(The entire section is 854 words.)
Ultrasonography (Encyclopedia of Neurological Disorders)
Ultrasonography is a diagnostic technique that involves directing high frequency sound waves at tissues in the body to generate images of anatomical structures. Ultrasonography is also called sonography, diagnostic sonography, and echocardiography when it is used to image the heart.
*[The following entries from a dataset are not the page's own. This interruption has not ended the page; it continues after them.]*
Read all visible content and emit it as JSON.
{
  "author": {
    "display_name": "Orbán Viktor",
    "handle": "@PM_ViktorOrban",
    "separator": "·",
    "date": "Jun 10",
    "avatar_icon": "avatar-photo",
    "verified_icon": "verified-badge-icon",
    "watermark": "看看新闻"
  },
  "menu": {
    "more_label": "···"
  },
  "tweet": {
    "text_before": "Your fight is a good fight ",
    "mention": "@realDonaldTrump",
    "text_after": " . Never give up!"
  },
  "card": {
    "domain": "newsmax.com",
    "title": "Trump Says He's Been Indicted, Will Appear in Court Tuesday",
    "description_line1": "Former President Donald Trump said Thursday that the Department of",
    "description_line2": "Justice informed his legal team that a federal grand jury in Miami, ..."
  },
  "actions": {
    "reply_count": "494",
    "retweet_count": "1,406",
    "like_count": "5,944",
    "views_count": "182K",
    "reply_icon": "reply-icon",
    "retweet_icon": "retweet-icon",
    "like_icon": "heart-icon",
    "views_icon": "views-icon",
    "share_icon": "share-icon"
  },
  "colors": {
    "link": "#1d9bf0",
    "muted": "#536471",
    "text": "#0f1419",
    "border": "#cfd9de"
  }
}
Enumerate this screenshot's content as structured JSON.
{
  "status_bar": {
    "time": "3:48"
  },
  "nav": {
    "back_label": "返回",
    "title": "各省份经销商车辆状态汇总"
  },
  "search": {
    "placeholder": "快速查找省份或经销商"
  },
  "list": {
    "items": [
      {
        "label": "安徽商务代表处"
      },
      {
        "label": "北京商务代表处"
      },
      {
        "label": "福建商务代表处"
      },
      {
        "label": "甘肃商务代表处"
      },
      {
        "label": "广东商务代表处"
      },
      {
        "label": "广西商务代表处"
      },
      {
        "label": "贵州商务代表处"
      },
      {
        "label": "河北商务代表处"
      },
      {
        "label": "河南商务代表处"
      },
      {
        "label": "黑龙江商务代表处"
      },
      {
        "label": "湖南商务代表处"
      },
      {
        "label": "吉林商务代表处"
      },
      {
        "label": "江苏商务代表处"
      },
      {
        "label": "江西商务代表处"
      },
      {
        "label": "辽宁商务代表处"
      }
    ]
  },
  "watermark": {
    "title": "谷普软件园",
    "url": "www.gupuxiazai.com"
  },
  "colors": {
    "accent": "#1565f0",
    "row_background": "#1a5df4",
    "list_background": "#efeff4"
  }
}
Ultrasonography has a variety of uses in medical diagnostics. It is most well suited for imaging soft tissues that are solid and uniform or filled with fluid. It does not perform well when imaging calcified objects such as bone or objects filled with air like the bowel. Some of the more common uses for ultrasonography include imaging fetus development during pregnancy, diagnosing gallbladder disease and some forms of cancer, and evaluating abnormalities in the scrotum and prostate, heart, and thyroid gland. Ultrasound can also be used to perform breast exams. A technique called Doppler imaging ultrasonography can also be used to view the movement of blood through blood vessels and to guide needles through anatomical structures for obtaining specimens for biopsy. Three-dimensional ultrasounds provide detailed images of fetuses in the uterus.
The majority of ultrasonic exams are performed externally by running a transducer over the surface of the skin. Usually a gel is applied to the skin on which the transducer...
(The entire section is 1897 words.)